In this short essay from our latest newsletter, Redgum member Ella Ryan reflects on what it’s meant to her to be part of building and working in our co-operative.
As 2018 draws to a close, I’ve been reflecting a lot on our coop’s growth this year and everything we’ve
achieved. I’ve found one of the great things about last year has been combining my work with my
activism. For most of my 20s, I found the disconnect between my work and activism quite jarring. I always
struggled to be my rather radical self in my past workplaces without feeling alienated or
To help understand just how important Redgum has been for its members, it’s important to distinguish
between a worker cooperative and a consumer co-operative like a food or housing coop. This isn’t a
side project for us. The work we have created through the co-op now provides most members with their
main source of income. We are running a small business, but unlike most small businesses, there are
five of us who share equal ownership and responsibility – we share decision making, we control
our means of production. We now also have three additional worker-members-in-training, totalling
eight of us altogether.
Our main goal is to create stable, secure and dignified work, in a way that minimises harm to our
environment and maximises community cohesion. If you could measure success just by the pay check, then
Redgum has been a success so far for its members. I recently stumbled upon my first ever payslip back in
February last year, which totalled $72 for the fortnight. This fortnight, I will earn about $1000. But Redgum is
not just about the work itself or the money. It is a political project as much as anything else. We are
under no illusions that co-ops will save the world from the merciless capitalists. For that, we’re gonna need a
whole lot more gumption than what we’ve got in our cleaning kit. But we do firmly believe that worker
owned co-ops are one way forward through all this mess. While we hurtle headfirst into climate chaos, the
people’s revolt slowly brews, and we want real democratic structures in place for when it takes off.
Marx sums it up nicely:
“No social order is ever destroyed before all the productive forces for which it is sufficient have been developed, and new superior relations of production never replace older ones before the material conditions for their existence have matured
within the framework of the old society.
Mankind [sic] thus inevitably sets itself only such tasks as it is able to solve, since closer
examination will always show that the problem itself arises only when the
material conditions for its solution are already present or at least in the course of
~ Marx, A Contribution to the Critique of the Political Economy
Whether you want to call what we eventually create communism, socialism, anarchism or a new -ism, we know that worker-controlled co-operatives will play an important role in the new, more socially and environmentally just world. The operative word in all of this being co-operation – the antithesis to capitalism’s competition catch-cry. Our work is about slowly but surely changing people’s mindsets about the nature of work, as well challenging the assumption that profit should drive all business

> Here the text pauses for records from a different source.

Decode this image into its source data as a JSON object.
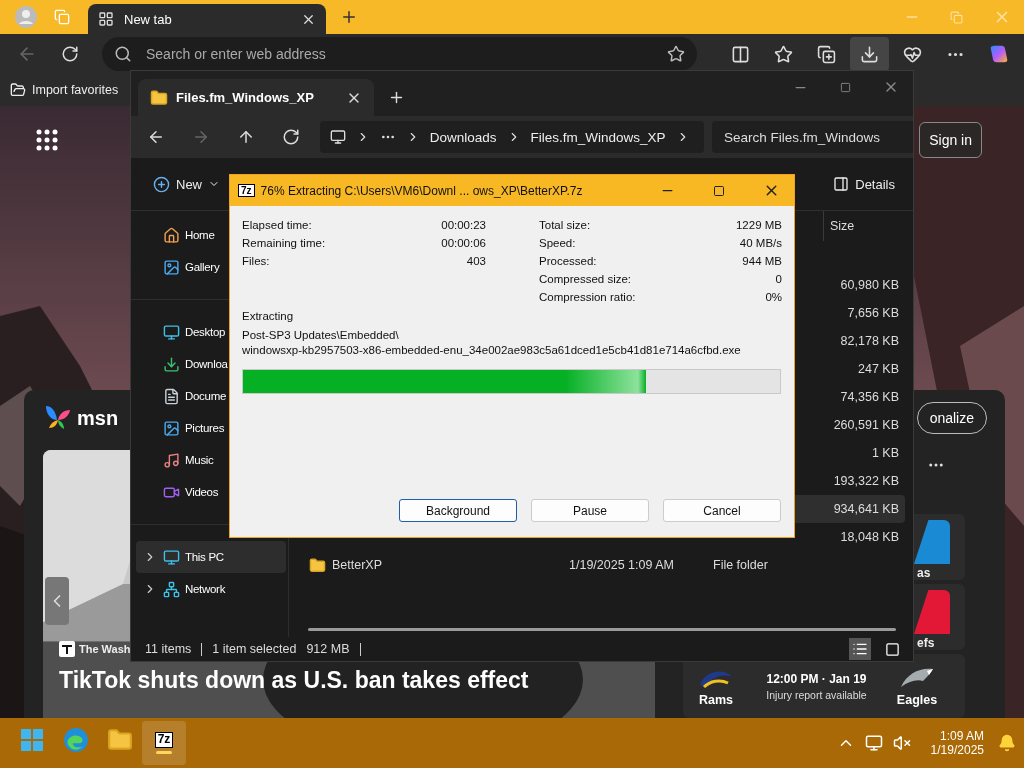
{
  "browser": {
    "tabs": [
      {
        "label": "New tab",
        "selected": true
      }
    ],
    "back_disabled": true,
    "address_bar": {
      "placeholder": "Search or enter web address"
    },
    "toolbar_buttons": [
      {
        "kind": "split",
        "selected": false
      },
      {
        "kind": "favorites",
        "selected": false
      },
      {
        "kind": "collections",
        "selected": false
      },
      {
        "kind": "downloads",
        "selected": true
      },
      {
        "kind": "health",
        "selected": false
      },
      {
        "kind": "more",
        "selected": false
      },
      {
        "kind": "copilot",
        "selected": false
      }
    ],
    "favorites_bar": [
      {
        "label": "Import favorites"
      }
    ],
    "page": {
      "sign_in": "Sign in",
      "msn": {
        "logo_text": "msn",
        "personalize": "onalize",
        "news": {
          "source": "The Wash",
          "headline": "TikTok shuts down as U.S. ban takes effect"
        },
        "game_tiles": [
          {
            "label": "as",
            "color": "#1a8ad4"
          },
          {
            "label": "efs",
            "color": "#e31837"
          }
        ],
        "game": {
          "home": "Rams",
          "away": "Eagles",
          "time": "12:00 PM · Jan 19",
          "note": "Injury report available"
        }
      }
    }
  },
  "explorer": {
    "tab": {
      "title": "Files.fm_Windows_XP"
    },
    "nav": [
      {
        "kind": "back",
        "disabled": false
      },
      {
        "kind": "forward",
        "disabled": true
      },
      {
        "kind": "up",
        "disabled": false
      },
      {
        "kind": "refresh",
        "disabled": false
      }
    ],
    "breadcrumbs": [
      "Downloads",
      "Files.fm_Windows_XP"
    ],
    "search": {
      "placeholder": "Search Files.fm_Windows"
    },
    "new_button": "New",
    "details_button": "Details",
    "sidebar": [
      {
        "items": [
          {
            "kind": "home",
            "label": "Home",
            "selected": false,
            "expandable": false
          },
          {
            "kind": "gallery",
            "label": "Gallery",
            "selected": false,
            "expandable": false
          }
        ]
      },
      {
        "items": [
          {
            "kind": "desktop",
            "label": "Desktop",
            "selected": false,
            "expandable": false
          },
          {
            "kind": "downloads",
            "label": "Downloa",
            "selected": false,
            "expandable": false
          },
          {
            "kind": "documents",
            "label": "Docume",
            "selected": false,
            "expandable": false
          },
          {
            "kind": "pictures",
            "label": "Pictures",
            "selected": false,
            "expandable": false
          },
          {
            "kind": "music",
            "label": "Music",
            "selected": false,
            "expandable": false
          },
          {
            "kind": "videos",
            "label": "Videos",
            "selected": false,
            "expandable": false
          }
        ]
      },
      {
        "items": [
          {
            "kind": "pc",
            "label": "This PC",
            "selected": true,
            "expandable": true
          },
          {
            "kind": "network",
            "label": "Network",
            "selected": false,
            "expandable": true
          }
        ]
      }
    ],
    "size_column": "Size",
    "files": [
      {
        "size": "60,980 KB",
        "selected": false
      },
      {
        "size": "7,656 KB",
        "selected": false
      },
      {
        "size": "82,178 KB",
        "selected": false
      },
      {
        "size": "247 KB",
        "selected": false
      },
      {
        "size": "74,356 KB",
        "selected": false
      },
      {
        "size": "260,591 KB",
        "selected": false
      },
      {
        "size": "1 KB",
        "selected": false
      },
      {
        "size": "193,322 KB",
        "selected": false
      },
      {
        "size": "934,641 KB",
        "selected": true
      },
      {
        "size": "18,048 KB",
        "selected": false
      },
      {
        "name": "BetterXP",
        "date": "1/19/2025 1:09 AM",
        "type": "File folder",
        "selected": false
      }
    ],
    "status": {
      "count": "11 items",
      "selection": "1 item selected",
      "selection_size": "912 MB"
    },
    "views": [
      {
        "kind": "details",
        "selected": true
      },
      {
        "kind": "tiles",
        "selected": false
      }
    ]
  },
  "dialog": {
    "icon_text": "7z",
    "title": "76% Extracting C:\\Users\\VM6\\Downl ... ows_XP\\BetterXP.7z",
    "left_stats": [
      {
        "label": "Elapsed time:",
        "value": "00:00:23"
      },
      {
        "label": "Remaining time:",
        "value": "00:00:06"
      },
      {
        "label": "Files:",
        "value": "403"
      }
    ],
    "right_stats": [
      {
        "label": "Total size:",
        "value": "1229 MB"
      },
      {
        "label": "Speed:",
        "value": "40 MB/s"
      },
      {
        "label": "Processed:",
        "value": "944 MB"
      },
      {
        "label": "Compressed size:",
        "value": "0"
      },
      {
        "label": "Compression ratio:",
        "value": "0%"
      }
    ],
    "status": "Extracting",
    "path": [
      "Post-SP3 Updates\\Embedded\\",
      "windowsxp-kb2957503-x86-embedded-enu_34e002ae983c5a61dced1e5cb41d81e714a6cfbd.exe"
    ],
    "progress": {
      "level": 0.75
    },
    "buttons": [
      {
        "label": "Background",
        "focused": true
      },
      {
        "label": "Pause",
        "focused": false
      },
      {
        "label": "Cancel",
        "focused": false
      }
    ]
  },
  "taskbar": {
    "apps": [
      {
        "kind": "start",
        "active": false
      },
      {
        "kind": "edge",
        "active": false
      },
      {
        "kind": "explorer",
        "active": false
      },
      {
        "kind": "archiver",
        "active": true,
        "icon_text": "7z"
      }
    ],
    "time": "1:09 AM",
    "date": "1/19/2025"
  }
}
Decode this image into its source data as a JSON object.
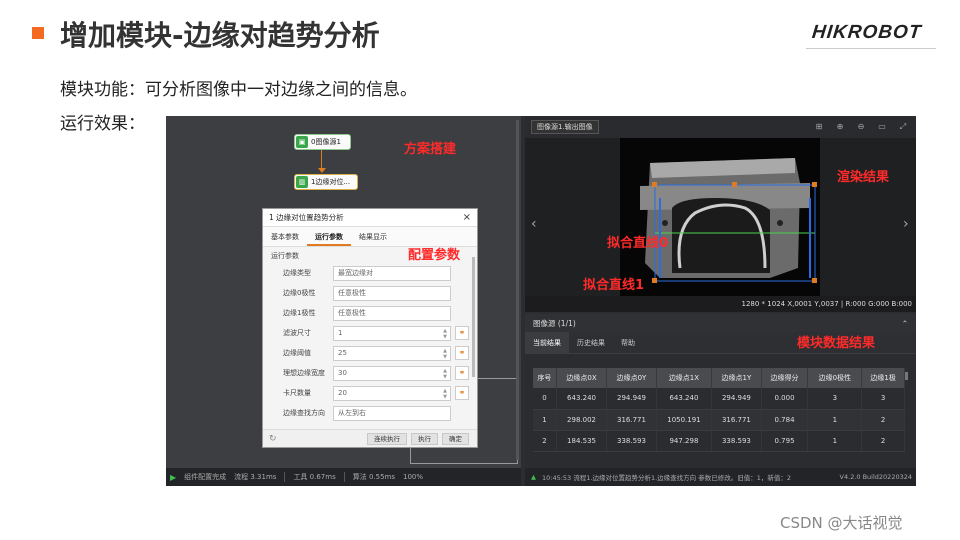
{
  "slide": {
    "title": "增加模块-边缘对趋势分析",
    "logo": "HIKROBOT",
    "description": "模块功能：可分析图像中一对边缘之间的信息。",
    "run_effect_label": "运行效果：",
    "footer": "CSDN @大话视觉",
    "accent_color": "#f26b21"
  },
  "flow": {
    "node1_label": "0图像源1",
    "node2_label": "1边缘对位...",
    "node1_icon": "image-source-icon",
    "node2_icon": "edge-pair-icon"
  },
  "annotations": {
    "scheme": "方案搭建",
    "config": "配置参数",
    "render": "渲染结果",
    "data": "模块数据结果",
    "line0": "拟合直线0",
    "line1": "拟合直线1",
    "color": "#ff2a2a"
  },
  "dialog": {
    "title": "1 边缘对位置趋势分析",
    "close_icon": "×",
    "tabs": [
      "基本参数",
      "运行参数",
      "结果显示"
    ],
    "active_tab": "运行参数",
    "section": "运行参数",
    "params": [
      {
        "label": "边缘类型",
        "value": "最宽边缘对"
      },
      {
        "label": "边缘0极性",
        "value": "任意极性"
      },
      {
        "label": "边缘1极性",
        "value": "任意极性"
      },
      {
        "label": "滤波尺寸",
        "value": "1"
      },
      {
        "label": "边缘阈值",
        "value": "25"
      },
      {
        "label": "理想边缘宽度",
        "value": "30"
      },
      {
        "label": "卡尺数量",
        "value": "20"
      },
      {
        "label": "边缘查找方向",
        "value": "从左到右"
      }
    ],
    "buttons": {
      "continuous": "连续执行",
      "run": "执行",
      "ok": "确定"
    }
  },
  "status_left": {
    "state": "组件配置完成",
    "flow_time": "流程 3.31ms",
    "tool_time": "工具 0.67ms",
    "algo_time": "算法 0.55ms",
    "zoom": "100%"
  },
  "image_panel": {
    "source": "图像源1.输出图像",
    "info": "1280 * 1024    X,0001 Y,0037 | R:000 G:000 B:000"
  },
  "results": {
    "title": "图像源 (1/1)",
    "tabs": [
      "当前结果",
      "历史结果",
      "帮助"
    ],
    "active_tab": "当前结果",
    "columns": [
      "序号",
      "边缘点0X",
      "边缘点0Y",
      "边缘点1X",
      "边缘点1Y",
      "边缘得分",
      "边缘0极性",
      "边缘1极"
    ],
    "rows": [
      [
        "0",
        "643.240",
        "294.949",
        "643.240",
        "294.949",
        "0.000",
        "3",
        "3"
      ],
      [
        "1",
        "298.002",
        "316.771",
        "1050.191",
        "316.771",
        "0.784",
        "1",
        "2"
      ],
      [
        "2",
        "184.535",
        "338.593",
        "947.298",
        "338.593",
        "0.795",
        "1",
        "2"
      ]
    ],
    "log": "10:45:53  流程1.边缘对位置趋势分析1.边缘查找方向 参数已修改。旧值：1，新值：2",
    "version": "V4.2.0 Build20220324"
  }
}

decisions. I can’t tell you how many countless conversations I’ve had this year with friends, family and random people I meet about Redgum and how it operates. They usually go something like this:
“So…how does it work? Do you all own the business

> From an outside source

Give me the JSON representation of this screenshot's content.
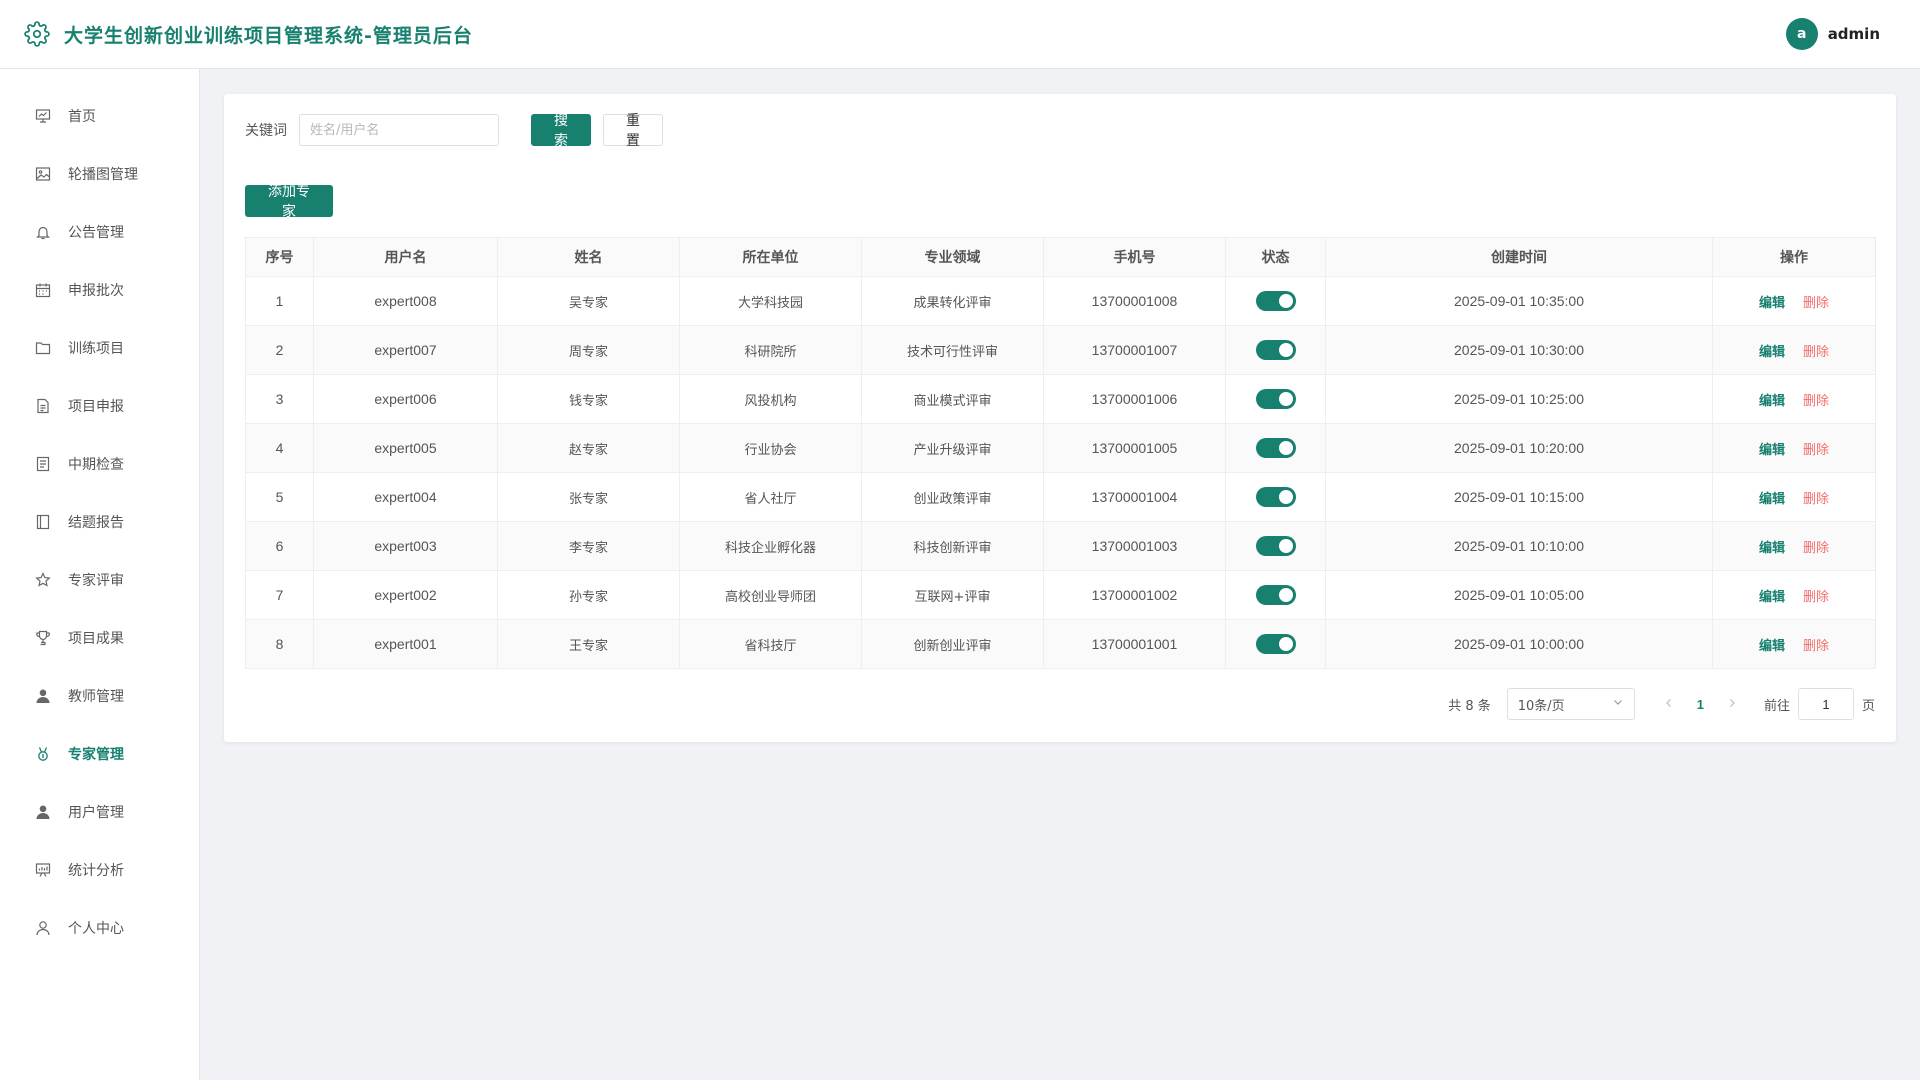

“Yep…we members all own equal shares in the
“…so you have no boss?
“…so do you make money from it?”
“Our wages are decent, unlike most other cleaners,

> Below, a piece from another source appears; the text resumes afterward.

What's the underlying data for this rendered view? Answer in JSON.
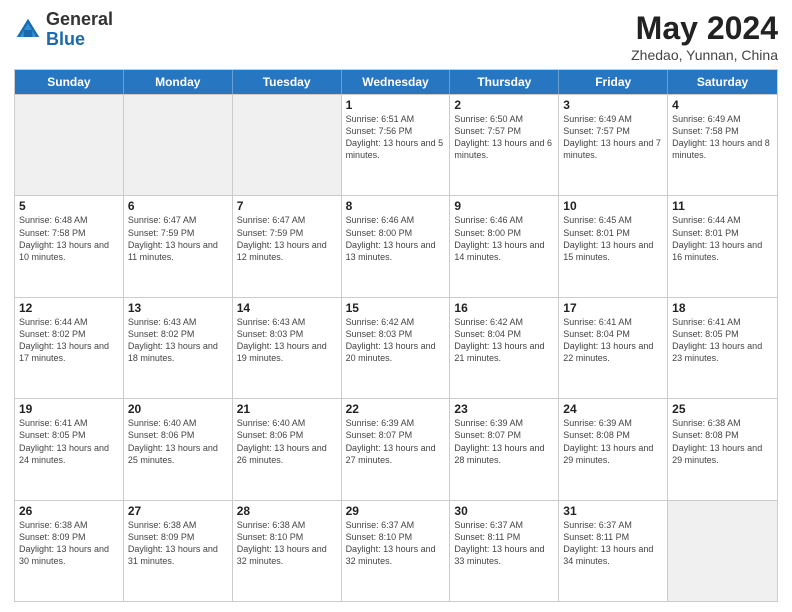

and that’s how we meet our needs”
“Yeh, but what about like a profit?
“Well we can make a surplus and then we all decide
what to do with that surplus. In a traditional small
business, the owner would take that surplus, or for a
company the CEO would get a fat pay rise and the
shareholders would get dividends.”
The profit mantra is so deeply ingrained, that sometimes it takes a real world, close-to-home example like Redgum for people (including myself) to see that there are other ways of organising workplaces that are much more effective at providing dignity and quality of life to workers (and a superior product!).
The other thing some people struggle to get their heads around is our non-hierarchical way of organising. We don’t have a boss and we make most decisions together. We share responsibility and divide up tasks. This means we have more say in
how and when we do our work. For example, we make our own roster, we decide which clients to clients to take on, what products to use and how to spend money.
It is an understatement to say last year has a big learning curve for me. We’ve made a bunch of mistakes, small and large. We’ve had issues with unsustainable workloads, injuries and a collective lack of business skills, but we’re learning from our
mistakes and we’re working together towards solutions. When I look back on everything I’ve learnt this year, my mind boggles. No wonder I’m always tired. Despite this, I feel so bloody grateful that I get to work with such amazing comrades, colleagues and cleaners.